### [Task directions]
Could you print every record exactly as it stands?

# # # # # # #

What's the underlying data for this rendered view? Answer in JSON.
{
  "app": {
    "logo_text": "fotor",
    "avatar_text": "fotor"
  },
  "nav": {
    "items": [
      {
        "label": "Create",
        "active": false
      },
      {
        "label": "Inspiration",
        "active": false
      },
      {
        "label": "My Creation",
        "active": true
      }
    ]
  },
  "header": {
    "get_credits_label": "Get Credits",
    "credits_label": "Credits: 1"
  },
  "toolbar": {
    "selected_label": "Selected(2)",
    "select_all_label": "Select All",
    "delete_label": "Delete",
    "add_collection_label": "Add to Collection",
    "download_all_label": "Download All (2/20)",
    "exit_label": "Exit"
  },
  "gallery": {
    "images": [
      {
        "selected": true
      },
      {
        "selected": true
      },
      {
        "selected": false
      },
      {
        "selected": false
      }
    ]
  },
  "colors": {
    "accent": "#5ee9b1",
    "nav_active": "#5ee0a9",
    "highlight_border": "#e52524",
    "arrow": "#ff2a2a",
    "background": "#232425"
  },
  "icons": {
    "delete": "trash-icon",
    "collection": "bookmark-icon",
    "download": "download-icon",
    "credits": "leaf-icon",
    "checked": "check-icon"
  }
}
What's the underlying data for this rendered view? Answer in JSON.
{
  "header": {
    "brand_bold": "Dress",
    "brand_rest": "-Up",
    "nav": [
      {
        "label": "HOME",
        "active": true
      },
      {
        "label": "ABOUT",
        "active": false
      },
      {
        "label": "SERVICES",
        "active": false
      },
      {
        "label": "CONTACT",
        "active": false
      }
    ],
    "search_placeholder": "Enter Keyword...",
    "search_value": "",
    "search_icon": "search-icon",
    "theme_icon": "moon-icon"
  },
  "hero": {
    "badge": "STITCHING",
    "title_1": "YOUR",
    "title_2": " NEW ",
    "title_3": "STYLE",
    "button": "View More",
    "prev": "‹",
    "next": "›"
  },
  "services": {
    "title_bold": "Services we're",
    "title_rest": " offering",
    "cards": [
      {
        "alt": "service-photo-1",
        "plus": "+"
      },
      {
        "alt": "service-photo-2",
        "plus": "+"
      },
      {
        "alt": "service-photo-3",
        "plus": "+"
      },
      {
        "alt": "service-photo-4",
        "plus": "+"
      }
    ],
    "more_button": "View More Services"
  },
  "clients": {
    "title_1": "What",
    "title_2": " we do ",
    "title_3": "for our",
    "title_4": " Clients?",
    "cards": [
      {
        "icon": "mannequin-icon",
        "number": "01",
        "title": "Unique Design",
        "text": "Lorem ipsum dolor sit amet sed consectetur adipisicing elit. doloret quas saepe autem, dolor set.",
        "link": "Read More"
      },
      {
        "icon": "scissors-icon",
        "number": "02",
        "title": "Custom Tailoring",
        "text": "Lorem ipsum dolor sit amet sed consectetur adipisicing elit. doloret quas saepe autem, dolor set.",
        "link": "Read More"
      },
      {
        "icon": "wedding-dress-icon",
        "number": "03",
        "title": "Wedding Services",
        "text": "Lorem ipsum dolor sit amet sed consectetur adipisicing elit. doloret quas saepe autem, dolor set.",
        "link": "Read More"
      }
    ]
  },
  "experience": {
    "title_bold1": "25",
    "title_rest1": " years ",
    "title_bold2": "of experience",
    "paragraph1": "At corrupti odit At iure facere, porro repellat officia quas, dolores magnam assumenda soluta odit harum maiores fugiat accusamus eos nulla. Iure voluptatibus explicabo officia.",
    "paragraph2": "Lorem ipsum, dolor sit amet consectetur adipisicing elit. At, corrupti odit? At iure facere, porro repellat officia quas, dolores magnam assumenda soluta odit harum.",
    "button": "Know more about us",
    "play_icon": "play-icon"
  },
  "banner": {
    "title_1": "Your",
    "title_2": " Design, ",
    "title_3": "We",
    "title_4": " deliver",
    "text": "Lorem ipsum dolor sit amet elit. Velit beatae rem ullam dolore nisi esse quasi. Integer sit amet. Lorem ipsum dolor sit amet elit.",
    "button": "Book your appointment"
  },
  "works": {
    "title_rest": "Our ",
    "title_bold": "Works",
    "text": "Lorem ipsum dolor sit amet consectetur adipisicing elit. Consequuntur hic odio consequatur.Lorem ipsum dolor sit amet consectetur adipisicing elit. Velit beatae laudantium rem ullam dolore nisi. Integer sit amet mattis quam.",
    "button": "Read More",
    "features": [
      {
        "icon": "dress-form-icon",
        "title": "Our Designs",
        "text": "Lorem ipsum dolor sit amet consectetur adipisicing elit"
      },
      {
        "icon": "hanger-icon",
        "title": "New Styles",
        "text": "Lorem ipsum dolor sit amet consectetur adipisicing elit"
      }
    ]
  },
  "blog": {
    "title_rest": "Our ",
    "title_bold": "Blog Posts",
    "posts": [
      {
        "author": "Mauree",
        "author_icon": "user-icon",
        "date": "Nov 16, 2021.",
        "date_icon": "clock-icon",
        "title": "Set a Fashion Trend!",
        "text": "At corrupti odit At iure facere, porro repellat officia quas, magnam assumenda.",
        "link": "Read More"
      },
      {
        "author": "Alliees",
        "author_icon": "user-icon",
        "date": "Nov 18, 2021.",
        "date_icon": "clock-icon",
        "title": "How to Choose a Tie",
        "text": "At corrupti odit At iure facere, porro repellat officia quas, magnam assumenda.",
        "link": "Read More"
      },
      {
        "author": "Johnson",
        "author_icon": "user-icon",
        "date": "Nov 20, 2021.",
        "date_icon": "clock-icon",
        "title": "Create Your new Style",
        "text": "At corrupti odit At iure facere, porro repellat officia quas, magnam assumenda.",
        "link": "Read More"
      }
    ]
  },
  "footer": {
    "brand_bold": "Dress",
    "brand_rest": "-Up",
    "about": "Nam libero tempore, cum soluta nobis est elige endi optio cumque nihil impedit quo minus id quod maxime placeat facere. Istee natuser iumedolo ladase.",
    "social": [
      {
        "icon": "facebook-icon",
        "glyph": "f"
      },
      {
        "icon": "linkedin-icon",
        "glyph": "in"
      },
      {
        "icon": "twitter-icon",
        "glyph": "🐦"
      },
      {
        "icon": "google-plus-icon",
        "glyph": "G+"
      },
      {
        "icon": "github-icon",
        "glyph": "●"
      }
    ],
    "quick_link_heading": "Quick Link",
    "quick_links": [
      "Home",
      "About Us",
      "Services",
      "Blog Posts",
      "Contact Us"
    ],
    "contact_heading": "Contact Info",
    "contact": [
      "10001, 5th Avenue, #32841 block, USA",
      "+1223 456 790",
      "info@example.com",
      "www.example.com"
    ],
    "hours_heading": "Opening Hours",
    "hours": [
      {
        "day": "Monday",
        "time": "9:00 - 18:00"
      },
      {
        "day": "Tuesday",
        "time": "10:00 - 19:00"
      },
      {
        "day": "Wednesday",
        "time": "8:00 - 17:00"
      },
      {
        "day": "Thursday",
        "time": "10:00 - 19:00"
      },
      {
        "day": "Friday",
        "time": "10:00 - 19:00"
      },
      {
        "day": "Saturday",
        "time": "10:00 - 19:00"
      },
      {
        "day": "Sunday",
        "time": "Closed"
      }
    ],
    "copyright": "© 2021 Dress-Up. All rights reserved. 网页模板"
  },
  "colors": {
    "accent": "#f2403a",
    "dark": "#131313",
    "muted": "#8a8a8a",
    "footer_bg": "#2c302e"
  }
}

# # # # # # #

### [Problem solution]
What's the underlying data for this rendered view? Answer in JSON.
{
  "app": {
    "logo_text": "fotor",
    "avatar_text": "fotor"
  },
  "nav": {
    "items": [
      {
        "label": "Create",
        "active": false
      },
      {
        "label": "Inspiration",
        "active": false
      },
      {
        "label": "My Creation",
        "active": true
      }
    ]
  },
  "header": {
    "get_credits_label": "Get Credits",
    "credits_label": "Credits: 1"
  },
  "toolbar": {
    "selected_label": "Selected(2)",
    "select_all_label": "Select All",
    "delete_label": "Delete",
    "add_collection_label": "Add to Collection",
    "download_all_label": "Download All (2/20)",
    "exit_label": "Exit"
  },
  "gallery": {
    "images": [
      {
        "selected": true
      },
      {
        "selected": true
      },
      {
        "selected": false
      },
      {
        "selected": false
      }
    ]
  },
  "colors": {
    "accent": "#5ee9b1",
    "nav_active": "#5ee0a9",
    "highlight_border": "#e52524",
    "arrow": "#ff2a2a",
    "background": "#232425"
  },
  "icons": {
    "delete": "trash-icon",
    "collection": "bookmark-icon",
    "download": "download-icon",
    "credits": "leaf-icon",
    "checked": "check-icon"
  }
}
What's the underlying data for this rendered view? Answer in JSON.
{
  "header": {
    "brand_bold": "Dress",
    "brand_rest": "-Up",
    "nav": [
      {
        "label": "HOME",
        "active": true
      },
      {
        "label": "ABOUT",
        "active": false
      },
      {
        "label": "SERVICES",
        "active": false
      },
      {
        "label": "CONTACT",
        "active": false
      }
    ],
    "search_placeholder": "Enter Keyword...",
    "search_value": "",
    "search_icon": "search-icon",
    "theme_icon": "moon-icon"
  },
  "hero": {
    "badge": "STITCHING",
    "title_1": "YOUR",
    "title_2": " NEW ",
    "title_3": "STYLE",
    "button": "View More",
    "prev": "‹",
    "next": "›"
  },
  "services": {
    "title_bold": "Services we're",
    "title_rest": " offering",
    "cards": [
      {
        "alt": "service-photo-1",
        "plus": "+"
      },
      {
        "alt": "service-photo-2",
        "plus": "+"
      },
      {
        "alt": "service-photo-3",
        "plus": "+"
      },
      {
        "alt": "service-photo-4",
        "plus": "+"
      }
    ],
    "more_button": "View More Services"
  },
  "clients": {
    "title_1": "What",
    "title_2": " we do ",
    "title_3": "for our",
    "title_4": " Clients?",
    "cards": [
      {
        "icon": "mannequin-icon",
        "number": "01",
        "title": "Unique Design",
        "text": "Lorem ipsum dolor sit amet sed consectetur adipisicing elit. doloret quas saepe autem, dolor set.",
        "link": "Read More"
      },
      {
        "icon": "scissors-icon",
        "number": "02",
        "title": "Custom Tailoring",
        "text": "Lorem ipsum dolor sit amet sed consectetur adipisicing elit. doloret quas saepe autem, dolor set.",
        "link": "Read More"
      },
      {
        "icon": "wedding-dress-icon",
        "number": "03",
        "title": "Wedding Services",
        "text": "Lorem ipsum dolor sit amet sed consectetur adipisicing elit. doloret quas saepe autem, dolor set.",
        "link": "Read More"
      }
    ]
  },
  "experience": {
    "title_bold1": "25",
    "title_rest1": " years ",
    "title_bold2": "of experience",
    "paragraph1": "At corrupti odit At iure facere, porro repellat officia quas, dolores magnam assumenda soluta odit harum maiores fugiat accusamus eos nulla. Iure voluptatibus explicabo officia.",
    "paragraph2": "Lorem ipsum, dolor sit amet consectetur adipisicing elit. At, corrupti odit? At iure facere, porro repellat officia quas, dolores magnam assumenda soluta odit harum.",
    "button": "Know more about us",
    "play_icon": "play-icon"
  },
  "banner": {
    "title_1": "Your",
    "title_2": " Design, ",
    "title_3": "We",
    "title_4": " deliver",
    "text": "Lorem ipsum dolor sit amet elit. Velit beatae rem ullam dolore nisi esse quasi. Integer sit amet. Lorem ipsum dolor sit amet elit.",
    "button": "Book your appointment"
  },
  "works": {
    "title_rest": "Our ",
    "title_bold": "Works",
    "text": "Lorem ipsum dolor sit amet consectetur adipisicing elit. Consequuntur hic odio consequatur.Lorem ipsum dolor sit amet consectetur adipisicing elit. Velit beatae laudantium rem ullam dolore nisi. Integer sit amet mattis quam.",
    "button": "Read More",
    "features": [
      {
        "icon": "dress-form-icon",
        "title": "Our Designs",
        "text": "Lorem ipsum dolor sit amet consectetur adipisicing elit"
      },
      {
        "icon": "hanger-icon",
        "title": "New Styles",
        "text": "Lorem ipsum dolor sit amet consectetur adipisicing elit"
      }
    ]
  },
  "blog": {
    "title_rest": "Our ",
    "title_bold": "Blog Posts",
    "posts": [
      {
        "author": "Mauree",
        "author_icon": "user-icon",
        "date": "Nov 16, 2021.",
        "date_icon": "clock-icon",
        "title": "Set a Fashion Trend!",
        "text": "At corrupti odit At iure facere, porro repellat officia quas, magnam assumenda.",
        "link": "Read More"
      },
      {
        "author": "Alliees",
        "author_icon": "user-icon",
        "date": "Nov 18, 2021.",
        "date_icon": "clock-icon",
        "title": "How to Choose a Tie",
        "text": "At corrupti odit At iure facere, porro repellat officia quas, magnam assumenda.",
        "link": "Read More"
      },
      {
        "author": "Johnson",
        "author_icon": "user-icon",
        "date": "Nov 20, 2021.",
        "date_icon": "clock-icon",
        "title": "Create Your new Style",
        "text": "At corrupti odit At iure facere, porro repellat officia quas, magnam assumenda.",
        "link": "Read More"
      }
    ]
  },
  "footer": {
    "brand_bold": "Dress",
    "brand_rest": "-Up",
    "about": "Nam libero tempore, cum soluta nobis est elige endi optio cumque nihil impedit quo minus id quod maxime placeat facere. Istee natuser iumedolo ladase.",
    "social": [
      {
        "icon": "facebook-icon",
        "glyph": "f"
      },
      {
        "icon": "linkedin-icon",
        "glyph": "in"
      },
      {
        "icon": "twitter-icon",
        "glyph": "🐦"
      },
      {
        "icon": "google-plus-icon",
        "glyph": "G+"
      },
      {
        "icon": "github-icon",
        "glyph": "●"
      }
    ],
    "quick_link_heading": "Quick Link",
    "quick_links": [
      "Home",
      "About Us",
      "Services",
      "Blog Posts",
      "Contact Us"
    ],
    "contact_heading": "Contact Info",
    "contact": [
      "10001, 5th Avenue, #32841 block, USA",
      "+1223 456 790",
      "info@example.com",
      "www.example.com"
    ],
    "hours_heading": "Opening Hours",
    "hours": [
      {
        "day": "Monday",
        "time": "9:00 - 18:00"
      },
      {
        "day": "Tuesday",
        "time": "10:00 - 19:00"
      },
      {
        "day": "Wednesday",
        "time": "8:00 - 17:00"
      },
      {
        "day": "Thursday",
        "time": "10:00 - 19:00"
      },
      {
        "day": "Friday",
        "time": "10:00 - 19:00"
      },
      {
        "day": "Saturday",
        "time": "10:00 - 19:00"
      },
      {
        "day": "Sunday",
        "time": "Closed"
      }
    ],
    "copyright": "© 2021 Dress-Up. All rights reserved. 网页模板"
  },
  "colors": {
    "accent": "#f2403a",
    "dark": "#131313",
    "muted": "#8a8a8a",
    "footer_bg": "#2c302e"
  }
}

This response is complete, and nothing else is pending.